It has been just over seven decades since the Temple Owls last defeated keystone state rival Penn State. Rivalry might be a stretch to judge this one-sided clash, but for a team striving to get back to a bowl game, Temple's season opener is crucial for Matt Rhule and his Owls.
Rhule's alma mater got the best of his unit last season at Beaver Stadium, 30-13, but his mindset resides in the team he's trying to bolster into a contender. The former PSU linebacker runs the show for Temple, but preaches avoiding detractors and focusing on controllable aspects of the game:
"I can certainly understand people, especially someone so close, wanting to get a win but none of that really matters when the game is kicked off. That’s what we’ve tried to sell our guys on for every game. Once the ball is kicked off it matters how well you prepared and how well you play. Were just trying to make sure we play as well as we can play."
If the Owls, at Lincoln Financial Field, play to their peak potential, Penn State will have a difficult time handling crowd noise while matching their counterparts on both sides of the ball. The Nittany Lions were an even 2-2 on the road last season, but have weapons on offense to match Temple's. Matt Rhule might be signaling to focus on what you can control to his team, but handling a first-round NFL candidate is a tough task for any defense.
Both Coach Rhule and Coach Snow talked about PSU QB Christian Hackenberg as a big talent with a gunslinger type arm. The Owls will look to pressure the junior without their leading sack artist last season in senior Praise Martin-Oguike. Rhule labeled him out for Saturday which presents a deficiency on the edge for the defense:
"I don’t know if he’ll be able to go this week honestly. Hopefully he can give us a couple of snaps. If not, hopefully he’ll be ready against Cincinnati."
Losing Martin-Oguike puts the Owls in a precarious situation lacking pass rushers.

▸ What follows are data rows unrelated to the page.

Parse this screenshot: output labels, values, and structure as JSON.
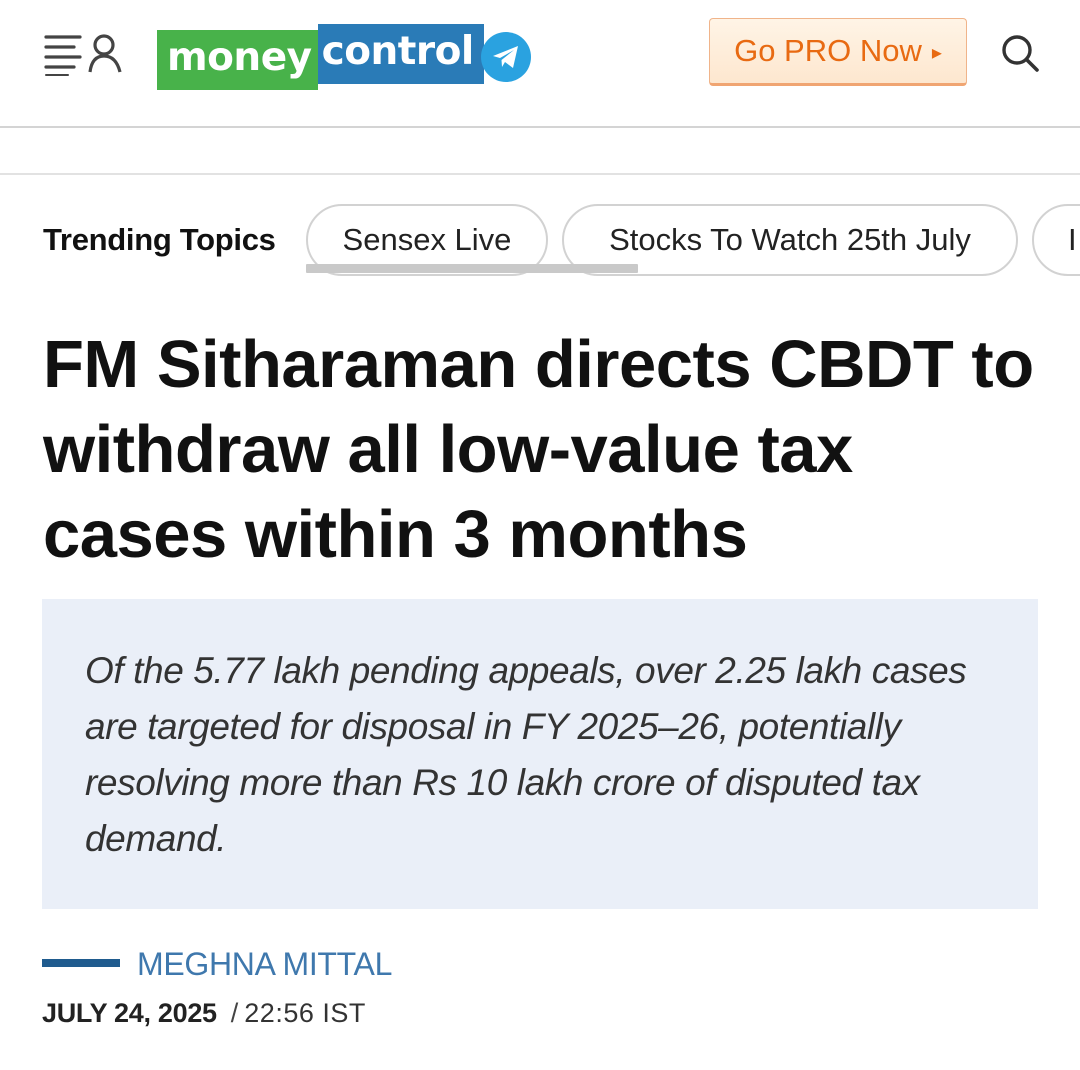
{
  "header": {
    "logo": {
      "part1": "money",
      "part2": "control"
    },
    "pro_button": {
      "label": "Go PRO Now",
      "caret": "▸"
    },
    "icons": [
      "menu-icon",
      "user-icon",
      "telegram-icon",
      "search-icon"
    ]
  },
  "trending": {
    "label": "Trending Topics",
    "chips": [
      "Sensex Live",
      "Stocks To Watch 25th July",
      "I"
    ]
  },
  "article": {
    "headline": "FM Sitharaman directs CBDT to withdraw all low-value tax cases within 3 months",
    "summary": "Of the 5.77 lakh pending appeals, over 2.25 lakh cases are targeted for disposal in FY 2025–26, potentially resolving more than Rs 10 lakh crore of disputed tax demand.",
    "author": "MEGHNA MITTAL",
    "date": "JULY 24, 2025",
    "separator": "/",
    "time": "22:56 IST"
  },
  "colors": {
    "logo_green": "#48b24a",
    "logo_blue": "#2a7bb7",
    "telegram_blue": "#2aa2e0",
    "pro_orange": "#e86a12",
    "summary_bg": "#eaeff8",
    "author_blue": "#3f78ad"
  }
}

The unfortunate event shouldn't deter Temple from putting out ideal effort Saturday and maintaining focus. By now, focusing on individual play and blacking out everything else is etched in these tested warriors.